Thursday, February 5, 2015

Craft Corner

How many ways are there to catch a crook?

1)  Only the BG (bad guy) knows a detail that only he would know; a name, an item at the crime scene, etc.
2)  The BG doesn't know something he's supposed to; the name of his uncle, the time of the crime.
3) The BG leaves something incriminating behind; a fingerprint, his work glove, etc.
4) The BG is seen; surveillance footage, a witness.
5) The BG brags and someone tells the police what he said.
6) The BG's behavior changes; a poor man buys a new car.
7) The BG suffers an injury during the commission of the crime that incriminates him.  He has burns from setting off a fire for example.  Or he has little glass cuts all over his face from the window exploding when he dove through it.
8) The BG has a specific field of knowledge that ordinary people wouldn't know; a court reporter knows something only because she could read the steno notes left at the death scene of another court reporter.

Can you think of any other ways? 


Chris said...

How about, the bad guy gets injured in the course of committing the crime - a wound from a broken window, a burn from an explosive or blow torch - and can't explain how it happened?

Or he/she has some knowledge of a subject that narrows the field of suspects. Scientist/doctor/archaeologist... court recorder (sorry, couldn't resist)

Elizabeth said...

If someone has a pacemaker, s/he must stay away from electrical power tools & anything that creates a large magnetic field, such as leaning over a car engine that is running. Electric or gas lawnmowers are a no-no, might be O.K. to ride on a lawn tractor. Power tools that run off of compressed air are O.K.

Jody E. Lebel said...

@ Chris. Okay, good ones. I will add 'suffering an injury during the commission of the crime that incriminates him'.

And: Specific field of knowledge. For example perhaps only a court reporter would know how to read a steno note that another court reporter wrote before she was bludgeoned to death with the judge's gavel.

Jody E. Lebel said...

@ Elizabeth. Tell me how the police know he's the killer because he has a pace maker.

Elizabeth said...

Someone with a pacemaker obviously could be a criminal, but would be much _less_ likely to commit certain types of crimes or to use certain methods. My husband has a pacemaker & occasionally uses an electric drill for a few minutes here & there until I tell him not to do that!

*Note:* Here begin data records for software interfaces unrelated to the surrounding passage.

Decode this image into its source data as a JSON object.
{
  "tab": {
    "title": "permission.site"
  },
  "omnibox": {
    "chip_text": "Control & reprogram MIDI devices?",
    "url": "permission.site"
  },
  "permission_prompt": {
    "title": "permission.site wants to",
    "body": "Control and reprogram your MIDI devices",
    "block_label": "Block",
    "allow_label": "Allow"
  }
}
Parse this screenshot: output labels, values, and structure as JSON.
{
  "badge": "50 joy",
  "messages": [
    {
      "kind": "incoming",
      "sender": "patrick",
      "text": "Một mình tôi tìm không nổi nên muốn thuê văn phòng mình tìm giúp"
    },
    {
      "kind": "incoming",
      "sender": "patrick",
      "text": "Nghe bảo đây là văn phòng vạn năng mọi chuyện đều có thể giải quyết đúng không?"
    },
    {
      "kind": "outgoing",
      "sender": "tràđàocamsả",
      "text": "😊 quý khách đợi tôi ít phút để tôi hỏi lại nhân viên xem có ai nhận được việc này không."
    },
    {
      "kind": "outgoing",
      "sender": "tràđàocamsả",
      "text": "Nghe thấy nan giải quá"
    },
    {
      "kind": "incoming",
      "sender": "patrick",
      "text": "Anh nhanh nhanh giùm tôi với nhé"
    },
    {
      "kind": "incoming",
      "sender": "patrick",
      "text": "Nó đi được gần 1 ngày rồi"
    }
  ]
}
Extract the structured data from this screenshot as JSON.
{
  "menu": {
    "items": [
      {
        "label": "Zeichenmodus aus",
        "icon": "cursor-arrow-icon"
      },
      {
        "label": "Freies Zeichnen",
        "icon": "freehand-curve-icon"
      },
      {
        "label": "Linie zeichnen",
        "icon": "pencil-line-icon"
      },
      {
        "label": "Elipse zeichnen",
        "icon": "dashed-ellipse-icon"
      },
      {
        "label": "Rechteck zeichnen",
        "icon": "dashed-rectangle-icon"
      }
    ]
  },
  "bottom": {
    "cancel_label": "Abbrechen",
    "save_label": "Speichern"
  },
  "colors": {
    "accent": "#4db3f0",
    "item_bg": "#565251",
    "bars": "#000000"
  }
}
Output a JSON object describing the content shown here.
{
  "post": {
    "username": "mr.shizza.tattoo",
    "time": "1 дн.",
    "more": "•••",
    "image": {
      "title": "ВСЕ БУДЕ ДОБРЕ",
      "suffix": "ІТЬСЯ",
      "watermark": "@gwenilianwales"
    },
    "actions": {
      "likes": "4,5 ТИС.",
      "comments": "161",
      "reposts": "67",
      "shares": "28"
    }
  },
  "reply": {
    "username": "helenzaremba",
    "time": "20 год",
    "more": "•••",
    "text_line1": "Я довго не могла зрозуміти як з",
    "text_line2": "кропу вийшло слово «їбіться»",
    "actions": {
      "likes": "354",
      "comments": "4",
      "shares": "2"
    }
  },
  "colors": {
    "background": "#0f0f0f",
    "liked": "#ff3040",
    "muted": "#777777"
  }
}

I like your clue about the steno notes ... I actually do know how to read them, because I used to work in court reporting years ago. Please don't name a suspect after me in a case where that knowledge would give me away!

Jody E. Lebel said...

@ Elizabeth. Oh, I get it. We can eliminate the pace maker guy as one of the suspects. Very clever. Not a clue everyone will pick up on right away. I think you should use that one.

I didn't know you were a steno... :) Did you do criminal work? I'm going to include the steno notes clue in my next mystery story... I like that clue too.

Elizabeth said...

Hi Jody, no, I used to be a notereader, transcribing other people's work. Even after all these years I remember how to read steno notes & could probably tell whose notes I was reading, if it was anyone I'd ever worked with. It's funny how people's individual styles show up, even in something with as many rules as stenotype.